Web page and app entries:
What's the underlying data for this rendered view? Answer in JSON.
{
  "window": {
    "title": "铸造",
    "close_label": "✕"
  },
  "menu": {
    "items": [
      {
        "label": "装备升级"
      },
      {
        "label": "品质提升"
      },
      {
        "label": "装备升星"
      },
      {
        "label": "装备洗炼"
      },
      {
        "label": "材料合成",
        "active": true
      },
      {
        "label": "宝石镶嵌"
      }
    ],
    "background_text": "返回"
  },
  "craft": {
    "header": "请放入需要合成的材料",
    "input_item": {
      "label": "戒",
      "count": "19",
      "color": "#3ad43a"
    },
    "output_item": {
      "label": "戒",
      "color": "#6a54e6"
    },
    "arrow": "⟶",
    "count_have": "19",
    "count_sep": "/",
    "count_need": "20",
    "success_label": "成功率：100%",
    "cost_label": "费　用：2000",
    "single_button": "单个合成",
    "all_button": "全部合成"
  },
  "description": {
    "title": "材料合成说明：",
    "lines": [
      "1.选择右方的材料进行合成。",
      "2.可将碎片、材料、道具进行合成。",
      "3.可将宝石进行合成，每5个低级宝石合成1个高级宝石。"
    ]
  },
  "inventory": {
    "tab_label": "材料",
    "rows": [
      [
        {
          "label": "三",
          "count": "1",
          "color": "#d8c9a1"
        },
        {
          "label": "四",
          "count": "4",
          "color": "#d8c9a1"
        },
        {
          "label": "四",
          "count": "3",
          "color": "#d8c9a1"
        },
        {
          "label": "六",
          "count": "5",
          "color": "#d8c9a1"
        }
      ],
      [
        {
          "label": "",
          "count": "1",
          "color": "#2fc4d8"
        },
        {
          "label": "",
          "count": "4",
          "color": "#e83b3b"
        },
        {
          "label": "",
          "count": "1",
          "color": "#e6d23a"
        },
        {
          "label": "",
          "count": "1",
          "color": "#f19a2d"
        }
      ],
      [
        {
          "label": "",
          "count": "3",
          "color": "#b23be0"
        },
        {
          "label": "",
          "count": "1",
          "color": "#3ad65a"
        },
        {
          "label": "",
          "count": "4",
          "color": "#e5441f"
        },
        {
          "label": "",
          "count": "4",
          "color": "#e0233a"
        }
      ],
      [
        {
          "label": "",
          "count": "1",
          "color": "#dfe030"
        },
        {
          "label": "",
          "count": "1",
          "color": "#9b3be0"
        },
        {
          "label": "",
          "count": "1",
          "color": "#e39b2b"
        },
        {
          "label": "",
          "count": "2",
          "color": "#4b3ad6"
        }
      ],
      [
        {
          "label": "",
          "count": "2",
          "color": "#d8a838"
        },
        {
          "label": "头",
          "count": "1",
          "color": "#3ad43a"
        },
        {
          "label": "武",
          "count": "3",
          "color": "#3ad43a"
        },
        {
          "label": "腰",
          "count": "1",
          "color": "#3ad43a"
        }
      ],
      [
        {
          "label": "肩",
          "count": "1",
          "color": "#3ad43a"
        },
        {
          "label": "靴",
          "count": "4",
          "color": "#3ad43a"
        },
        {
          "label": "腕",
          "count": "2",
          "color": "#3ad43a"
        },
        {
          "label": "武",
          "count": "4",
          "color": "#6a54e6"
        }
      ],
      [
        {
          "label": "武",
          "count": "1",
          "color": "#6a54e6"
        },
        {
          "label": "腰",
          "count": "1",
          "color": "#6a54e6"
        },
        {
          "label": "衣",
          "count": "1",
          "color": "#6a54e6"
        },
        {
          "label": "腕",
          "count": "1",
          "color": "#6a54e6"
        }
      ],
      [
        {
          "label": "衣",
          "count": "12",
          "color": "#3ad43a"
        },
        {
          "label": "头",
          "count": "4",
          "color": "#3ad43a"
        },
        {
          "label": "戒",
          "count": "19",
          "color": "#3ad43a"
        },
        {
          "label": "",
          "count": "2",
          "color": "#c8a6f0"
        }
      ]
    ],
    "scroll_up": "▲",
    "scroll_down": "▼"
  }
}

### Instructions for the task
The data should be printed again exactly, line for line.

### Completed task
What's the underlying data for this rendered view? Answer in JSON.
{
  "window": {
    "title": "铸造",
    "close_label": "✕"
  },
  "menu": {
    "items": [
      {
        "label": "装备升级"
      },
      {
        "label": "品质提升"
      },
      {
        "label": "装备升星"
      },
      {
        "label": "装备洗炼"
      },
      {
        "label": "材料合成",
        "active": true
      },
      {
        "label": "宝石镶嵌"
      }
    ],
    "background_text": "返回"
  },
  "craft": {
    "header": "请放入需要合成的材料",
    "input_item": {
      "label": "戒",
      "count": "19",
      "color": "#3ad43a"
    },
    "output_item": {
      "label": "戒",
      "color": "#6a54e6"
    },
    "arrow": "⟶",
    "count_have": "19",
    "count_sep": "/",
    "count_need": "20",
    "success_label": "成功率：100%",
    "cost_label": "费　用：2000",
    "single_button": "单个合成",
    "all_button": "全部合成"
  },
  "description": {
    "title": "材料合成说明：",
    "lines": [
      "1.选择右方的材料进行合成。",
      "2.可将碎片、材料、道具进行合成。",
      "3.可将宝石进行合成，每5个低级宝石合成1个高级宝石。"
    ]
  },
  "inventory": {
    "tab_label": "材料",
    "rows": [
      [
        {
          "label": "三",
          "count": "1",
          "color": "#d8c9a1"
        },
        {
          "label": "四",
          "count": "4",
          "color": "#d8c9a1"
        },
        {
          "label": "四",
          "count": "3",
          "color": "#d8c9a1"
        },
        {
          "label": "六",
          "count": "5",
          "color": "#d8c9a1"
        }
      ],
      [
        {
          "label": "",
          "count": "1",
          "color": "#2fc4d8"
        },
        {
          "label": "",
          "count": "4",
          "color": "#e83b3b"
        },
        {
          "label": "",
          "count": "1",
          "color": "#e6d23a"
        },
        {
          "label": "",
          "count": "1",
          "color": "#f19a2d"
        }
      ],
      [
        {
          "label": "",
          "count": "3",
          "color": "#b23be0"
        },
        {
          "label": "",
          "count": "1",
          "color": "#3ad65a"
        },
        {
          "label": "",
          "count": "4",
          "color": "#e5441f"
        },
        {
          "label": "",
          "count": "4",
          "color": "#e0233a"
        }
      ],
      [
        {
          "label": "",
          "count": "1",
          "color": "#dfe030"
        },
        {
          "label": "",
          "count": "1",
          "color": "#9b3be0"
        },
        {
          "label": "",
          "count": "1",
          "color": "#e39b2b"
        },
        {
          "label": "",
          "count": "2",
          "color": "#4b3ad6"
        }
      ],
      [
        {
          "label": "",
          "count": "2",
          "color": "#d8a838"
        },
        {
          "label": "头",
          "count": "1",
          "color": "#3ad43a"
        },
        {
          "label": "武",
          "count": "3",
          "color": "#3ad43a"
        },
        {
          "label": "腰",
          "count": "1",
          "color": "#3ad43a"
        }
      ],
      [
        {
          "label": "肩",
          "count": "1",
          "color": "#3ad43a"
        },
        {
          "label": "靴",
          "count": "4",
          "color": "#3ad43a"
        },
        {
          "label": "腕",
          "count": "2",
          "color": "#3ad43a"
        },
        {
          "label": "武",
          "count": "4",
          "color": "#6a54e6"
        }
      ],
      [
        {
          "label": "武",
          "count": "1",
          "color": "#6a54e6"
        },
        {
          "label": "腰",
          "count": "1",
          "color": "#6a54e6"
        },
        {
          "label": "衣",
          "count": "1",
          "color": "#6a54e6"
        },
        {
          "label": "腕",
          "count": "1",
          "color": "#6a54e6"
        }
      ],
      [
        {
          "label": "衣",
          "count": "12",
          "color": "#3ad43a"
        },
        {
          "label": "头",
          "count": "4",
          "color": "#3ad43a"
        },
        {
          "label": "戒",
          "count": "19",
          "color": "#3ad43a"
        },
        {
          "label": "",
          "count": "2",
          "color": "#c8a6f0"
        }
      ]
    ],
    "scroll_up": "▲",
    "scroll_down": "▼"
  }
}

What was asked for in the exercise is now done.